Get your act together. A little time getting your tools ready for drawing goes a long way towards productive drawing sessions.
Graphite pencils come in a wide range of leads running from the softest of lead which produces the dark tones to the hardest of leads which leave delicate, lighter marks. A pencil marked B is a soft lead while a pencil marked H is a hard lead. And the higher the number, the softer or harder the graphite, for example 6B is softer than 2B and 6H is harder than 2H. HB is in the middle of the scale. I used to carry around a complete range of pencils with me and then found myself really only using three or four pencils over and over.
A great tip I learned from artist Shane Wolf while he lead a life drawing workshop at Manifest Drawing Center in Cincinnati was to simplify the process by using three lead strengths as opposed to upwards of a dozen or so. For example the following picture shows what I have with me now during drawing sessions.
Taking Shane’s advice, I now carry a sufficient supply of pencils typically of three values: 3B, HB and 3H. Here is the most helpful of advice: keep many pencils sharpened and ready to go so while you are in the throes of creation and a lead breaks, simply grab another pencil and keep your momentum going.
Here is a short riveting video that is sure to go viral…seriously though, it illustrates helpful knife skills to get as sharp a lead as your OCD tendencies desire. Please be careful when handling an x-acto blade. The thumb acts as a counter-balance actually providing much more control in whittling off the wood.
After whittling wood off the pencil exposing as much lead as desired, use a sandpaper pad to sharpen the point. This short clip demonstrates moving the pencil vertically to the length of the pencil instead of swiping it horizontally back and forth across the pad. This allows for finer control in pointing the lead avoiding breaks. This small detail hardly seems worth mentioning, but it makes a huge difference in the control an artist has in draftsmanship.
2-day drawing marathon at Manifest Drawing Center
Manifest is a creative research gallery and drawing center in Cincinnati. They offer excellent workshops and provide weekly life drawing sessions as well as a monthly life drawing marathon. Check out their exhibition schedule, publications, workshops and all they have to offer.

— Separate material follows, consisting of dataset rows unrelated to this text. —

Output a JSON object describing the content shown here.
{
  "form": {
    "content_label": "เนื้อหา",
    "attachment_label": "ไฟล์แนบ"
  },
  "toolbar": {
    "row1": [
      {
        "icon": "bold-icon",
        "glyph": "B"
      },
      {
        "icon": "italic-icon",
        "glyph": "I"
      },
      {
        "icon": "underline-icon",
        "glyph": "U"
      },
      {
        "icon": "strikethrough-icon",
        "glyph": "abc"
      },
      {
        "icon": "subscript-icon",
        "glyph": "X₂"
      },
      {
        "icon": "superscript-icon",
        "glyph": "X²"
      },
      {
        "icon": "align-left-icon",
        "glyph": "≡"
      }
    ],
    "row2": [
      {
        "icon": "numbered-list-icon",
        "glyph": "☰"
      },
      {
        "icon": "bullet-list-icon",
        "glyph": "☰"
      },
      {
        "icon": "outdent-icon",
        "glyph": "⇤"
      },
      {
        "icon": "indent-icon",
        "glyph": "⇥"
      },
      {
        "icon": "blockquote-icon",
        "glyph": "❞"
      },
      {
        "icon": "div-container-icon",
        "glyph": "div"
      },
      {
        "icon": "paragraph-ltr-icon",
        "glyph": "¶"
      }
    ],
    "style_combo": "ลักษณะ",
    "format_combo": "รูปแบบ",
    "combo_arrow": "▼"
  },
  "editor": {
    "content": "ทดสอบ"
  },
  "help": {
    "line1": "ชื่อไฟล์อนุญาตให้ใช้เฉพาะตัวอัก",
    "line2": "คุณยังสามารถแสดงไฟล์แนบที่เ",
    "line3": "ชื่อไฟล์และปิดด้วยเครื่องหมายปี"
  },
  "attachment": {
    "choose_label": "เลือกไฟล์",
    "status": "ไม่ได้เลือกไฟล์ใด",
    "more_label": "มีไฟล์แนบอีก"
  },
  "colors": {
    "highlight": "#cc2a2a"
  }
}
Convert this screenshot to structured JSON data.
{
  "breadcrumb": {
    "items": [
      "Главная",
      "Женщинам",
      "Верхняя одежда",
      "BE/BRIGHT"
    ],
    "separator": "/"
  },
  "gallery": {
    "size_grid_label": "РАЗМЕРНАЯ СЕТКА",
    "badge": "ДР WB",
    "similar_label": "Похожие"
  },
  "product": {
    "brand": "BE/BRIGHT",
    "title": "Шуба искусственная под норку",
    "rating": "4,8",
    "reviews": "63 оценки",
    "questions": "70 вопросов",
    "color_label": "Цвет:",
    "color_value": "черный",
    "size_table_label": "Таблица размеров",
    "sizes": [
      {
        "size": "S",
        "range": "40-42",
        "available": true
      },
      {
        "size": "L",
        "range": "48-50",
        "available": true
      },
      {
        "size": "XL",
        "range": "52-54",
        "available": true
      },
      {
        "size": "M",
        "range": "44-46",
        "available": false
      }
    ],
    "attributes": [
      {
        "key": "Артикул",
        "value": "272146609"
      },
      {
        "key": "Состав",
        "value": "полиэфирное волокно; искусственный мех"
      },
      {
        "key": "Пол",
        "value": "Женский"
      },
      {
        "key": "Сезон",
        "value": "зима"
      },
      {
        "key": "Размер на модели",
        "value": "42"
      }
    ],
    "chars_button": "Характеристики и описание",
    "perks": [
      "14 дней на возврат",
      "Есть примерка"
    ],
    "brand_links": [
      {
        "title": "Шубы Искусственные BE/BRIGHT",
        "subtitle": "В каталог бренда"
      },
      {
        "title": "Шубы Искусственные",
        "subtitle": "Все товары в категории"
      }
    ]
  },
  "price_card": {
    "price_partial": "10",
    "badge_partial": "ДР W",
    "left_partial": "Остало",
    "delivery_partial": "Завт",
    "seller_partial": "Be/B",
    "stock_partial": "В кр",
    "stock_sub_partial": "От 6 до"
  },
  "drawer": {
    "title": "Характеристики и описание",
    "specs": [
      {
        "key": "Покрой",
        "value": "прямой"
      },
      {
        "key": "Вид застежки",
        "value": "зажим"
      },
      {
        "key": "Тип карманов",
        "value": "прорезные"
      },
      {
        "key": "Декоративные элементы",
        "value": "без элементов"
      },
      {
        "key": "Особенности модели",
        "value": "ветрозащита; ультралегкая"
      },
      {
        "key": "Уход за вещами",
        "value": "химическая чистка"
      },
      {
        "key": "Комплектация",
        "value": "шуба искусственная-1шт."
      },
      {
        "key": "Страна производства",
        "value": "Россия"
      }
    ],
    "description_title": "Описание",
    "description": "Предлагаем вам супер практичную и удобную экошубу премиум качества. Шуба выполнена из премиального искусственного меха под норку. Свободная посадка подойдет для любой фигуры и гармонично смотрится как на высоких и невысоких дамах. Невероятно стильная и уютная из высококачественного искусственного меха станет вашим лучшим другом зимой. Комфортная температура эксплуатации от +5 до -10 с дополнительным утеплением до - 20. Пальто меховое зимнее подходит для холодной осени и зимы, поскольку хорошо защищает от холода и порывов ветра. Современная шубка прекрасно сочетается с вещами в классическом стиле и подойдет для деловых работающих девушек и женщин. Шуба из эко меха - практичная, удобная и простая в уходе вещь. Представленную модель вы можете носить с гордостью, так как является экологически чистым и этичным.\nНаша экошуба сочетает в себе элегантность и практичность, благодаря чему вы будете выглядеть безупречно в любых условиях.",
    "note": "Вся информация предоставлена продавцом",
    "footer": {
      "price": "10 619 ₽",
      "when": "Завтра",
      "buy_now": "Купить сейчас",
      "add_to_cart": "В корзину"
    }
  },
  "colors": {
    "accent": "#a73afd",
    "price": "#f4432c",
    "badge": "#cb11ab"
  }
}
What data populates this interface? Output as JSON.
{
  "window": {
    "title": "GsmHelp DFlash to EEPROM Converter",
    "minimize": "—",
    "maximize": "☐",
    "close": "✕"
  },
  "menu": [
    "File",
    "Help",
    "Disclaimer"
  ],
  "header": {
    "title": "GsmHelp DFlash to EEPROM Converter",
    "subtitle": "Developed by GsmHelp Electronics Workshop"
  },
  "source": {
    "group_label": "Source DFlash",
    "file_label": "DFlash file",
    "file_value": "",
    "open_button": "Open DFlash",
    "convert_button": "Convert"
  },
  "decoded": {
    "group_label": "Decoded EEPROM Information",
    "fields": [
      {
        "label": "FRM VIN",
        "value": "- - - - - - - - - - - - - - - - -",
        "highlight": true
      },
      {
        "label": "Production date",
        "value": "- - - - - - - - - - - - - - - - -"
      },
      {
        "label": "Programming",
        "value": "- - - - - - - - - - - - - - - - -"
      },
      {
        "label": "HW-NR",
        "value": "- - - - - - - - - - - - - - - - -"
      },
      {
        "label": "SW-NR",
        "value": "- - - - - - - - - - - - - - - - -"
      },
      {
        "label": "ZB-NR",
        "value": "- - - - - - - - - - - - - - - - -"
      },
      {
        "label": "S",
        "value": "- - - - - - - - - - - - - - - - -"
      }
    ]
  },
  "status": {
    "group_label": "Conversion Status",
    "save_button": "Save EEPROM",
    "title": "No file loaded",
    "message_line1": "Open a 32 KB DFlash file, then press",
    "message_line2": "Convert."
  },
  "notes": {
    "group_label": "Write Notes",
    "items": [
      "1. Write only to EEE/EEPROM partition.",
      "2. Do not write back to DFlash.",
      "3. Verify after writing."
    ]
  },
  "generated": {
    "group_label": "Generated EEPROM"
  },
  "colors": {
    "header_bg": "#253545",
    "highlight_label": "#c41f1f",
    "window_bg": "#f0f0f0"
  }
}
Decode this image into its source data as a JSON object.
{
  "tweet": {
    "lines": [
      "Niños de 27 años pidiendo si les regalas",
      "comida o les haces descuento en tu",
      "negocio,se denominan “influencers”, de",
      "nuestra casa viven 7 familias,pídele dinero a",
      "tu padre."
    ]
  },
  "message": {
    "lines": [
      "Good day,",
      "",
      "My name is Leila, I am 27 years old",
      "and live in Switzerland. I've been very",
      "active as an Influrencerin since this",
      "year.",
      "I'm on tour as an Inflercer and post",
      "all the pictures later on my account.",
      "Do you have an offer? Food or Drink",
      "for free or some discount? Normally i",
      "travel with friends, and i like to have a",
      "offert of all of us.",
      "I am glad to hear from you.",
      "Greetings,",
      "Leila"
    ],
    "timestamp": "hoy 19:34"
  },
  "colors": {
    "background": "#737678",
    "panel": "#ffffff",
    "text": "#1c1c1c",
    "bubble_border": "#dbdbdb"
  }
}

The following drawing is from one of the weekend marathon drawing sessions I attended. The beauty of this opportunity is that the model holds this pose for two days offering the artist a more in-depth study than typical group life drawing sessions.
For thinking out loud
If every moment spent in the studio is considered “precious” and rare, the product of each moment spent is then expected to be of excellence. That allows no time or space for improvisation. Improv is when real art happens: when skill and the freedom to get lost (and perhaps fail) meet and create.
This pose was a 30-minute, charcoal starting with the wipe-out method to quickly establish lights and darks.
Share your tips and tricks to get started in your studio. Sometimes simply getting started is the hardest part.
Successful short drawings
“Over-modeling destroys the effectiveness of the picture.” - Max Doerner in The Materials of the Artist and Their Use in Painting.
In the spirit of this quote, especially during figure drawing sessions, I try to walk away with at least one drawing that can stand on its own as a finished piece. By finished I mean a complete statement that when viewed can be taken on its own and where the eye does not need any more information to process the image and expression as a whole. The character of each drawing can be quite different from works that take many, long sessions to complete. This pose was 45 minutes so quick, decisive first strokes that communicate immediacy and freshness are key. I try to put aside any conscious academic steps and simply go for it. Of course, this is when all the tedious exercises spent rendering hopefully kick in: where instinct and practice work together. Given days to work on a single pose, an artist can afford to spend much time in each phase of drawing from initial block-in, gestural considerations, comparative measuring, rendering tone and refinement.
My studio work involves paintings that I work on over long stretches of time where I continually return session after session and refine and rework whatever needs attention at that moment. Figure drawing sessions are a refreshing break from this on-going rhythm of work and walking away with a piece that is complete in and of itself is most gratifying.